Segment Open

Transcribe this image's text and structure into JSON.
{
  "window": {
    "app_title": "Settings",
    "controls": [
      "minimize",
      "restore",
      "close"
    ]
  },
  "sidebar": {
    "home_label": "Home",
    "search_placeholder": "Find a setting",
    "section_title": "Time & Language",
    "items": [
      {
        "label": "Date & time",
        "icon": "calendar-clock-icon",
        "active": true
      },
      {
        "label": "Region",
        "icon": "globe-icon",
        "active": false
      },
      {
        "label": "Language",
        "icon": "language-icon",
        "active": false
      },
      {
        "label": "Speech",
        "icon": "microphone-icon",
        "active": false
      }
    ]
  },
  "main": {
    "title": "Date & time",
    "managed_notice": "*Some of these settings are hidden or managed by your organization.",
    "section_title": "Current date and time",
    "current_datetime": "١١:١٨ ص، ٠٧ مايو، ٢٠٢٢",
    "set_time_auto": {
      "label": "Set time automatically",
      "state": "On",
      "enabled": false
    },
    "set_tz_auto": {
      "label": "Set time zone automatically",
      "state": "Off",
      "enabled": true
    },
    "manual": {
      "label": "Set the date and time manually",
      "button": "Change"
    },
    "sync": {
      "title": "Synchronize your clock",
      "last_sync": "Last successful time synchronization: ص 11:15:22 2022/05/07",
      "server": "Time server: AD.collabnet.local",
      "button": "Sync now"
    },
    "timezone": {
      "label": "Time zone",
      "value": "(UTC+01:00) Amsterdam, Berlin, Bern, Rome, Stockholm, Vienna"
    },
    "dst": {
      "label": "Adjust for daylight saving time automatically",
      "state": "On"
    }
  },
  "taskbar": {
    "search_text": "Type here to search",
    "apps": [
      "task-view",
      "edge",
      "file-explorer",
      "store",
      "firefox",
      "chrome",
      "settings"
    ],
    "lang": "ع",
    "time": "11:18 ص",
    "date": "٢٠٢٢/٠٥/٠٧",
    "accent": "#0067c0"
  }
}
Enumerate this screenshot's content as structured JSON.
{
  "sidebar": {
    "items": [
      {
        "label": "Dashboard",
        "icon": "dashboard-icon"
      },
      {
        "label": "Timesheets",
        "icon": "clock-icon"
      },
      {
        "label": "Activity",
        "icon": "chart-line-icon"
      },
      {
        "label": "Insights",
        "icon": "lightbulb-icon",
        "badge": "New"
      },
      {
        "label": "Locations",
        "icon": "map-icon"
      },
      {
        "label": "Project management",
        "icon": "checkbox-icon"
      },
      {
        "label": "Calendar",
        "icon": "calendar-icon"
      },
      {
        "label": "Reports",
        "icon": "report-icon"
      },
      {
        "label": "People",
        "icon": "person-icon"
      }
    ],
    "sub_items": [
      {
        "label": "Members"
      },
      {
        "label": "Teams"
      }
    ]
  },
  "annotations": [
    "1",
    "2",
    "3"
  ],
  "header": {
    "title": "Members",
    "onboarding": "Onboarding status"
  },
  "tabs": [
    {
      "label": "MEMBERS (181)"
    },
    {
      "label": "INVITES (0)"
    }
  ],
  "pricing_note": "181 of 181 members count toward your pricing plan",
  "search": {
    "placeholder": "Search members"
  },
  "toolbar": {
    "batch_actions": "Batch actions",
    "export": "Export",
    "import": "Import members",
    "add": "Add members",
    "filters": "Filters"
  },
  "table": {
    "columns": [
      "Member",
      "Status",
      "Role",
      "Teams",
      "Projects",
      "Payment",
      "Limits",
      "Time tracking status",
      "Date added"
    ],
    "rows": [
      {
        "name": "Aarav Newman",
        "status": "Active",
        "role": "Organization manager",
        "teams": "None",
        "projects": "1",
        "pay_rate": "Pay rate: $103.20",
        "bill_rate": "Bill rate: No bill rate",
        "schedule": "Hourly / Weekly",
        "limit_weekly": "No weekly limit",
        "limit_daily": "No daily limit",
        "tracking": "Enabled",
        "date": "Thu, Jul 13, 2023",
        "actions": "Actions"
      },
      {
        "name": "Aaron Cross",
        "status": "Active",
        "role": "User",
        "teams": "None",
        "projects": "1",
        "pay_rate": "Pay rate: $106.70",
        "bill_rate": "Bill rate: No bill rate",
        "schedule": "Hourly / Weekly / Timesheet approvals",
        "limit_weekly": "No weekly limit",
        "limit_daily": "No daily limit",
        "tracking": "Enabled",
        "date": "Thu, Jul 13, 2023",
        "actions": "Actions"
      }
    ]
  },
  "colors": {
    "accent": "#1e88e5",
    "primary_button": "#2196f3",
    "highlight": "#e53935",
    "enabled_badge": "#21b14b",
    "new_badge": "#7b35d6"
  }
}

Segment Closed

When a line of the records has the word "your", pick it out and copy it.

    "managed_notice": "*Some of these settings are hidden or managed by your organization.",
      "title": "Synchronize your clock",
  "pricing_note": "181 of 181 members count toward your pricing plan",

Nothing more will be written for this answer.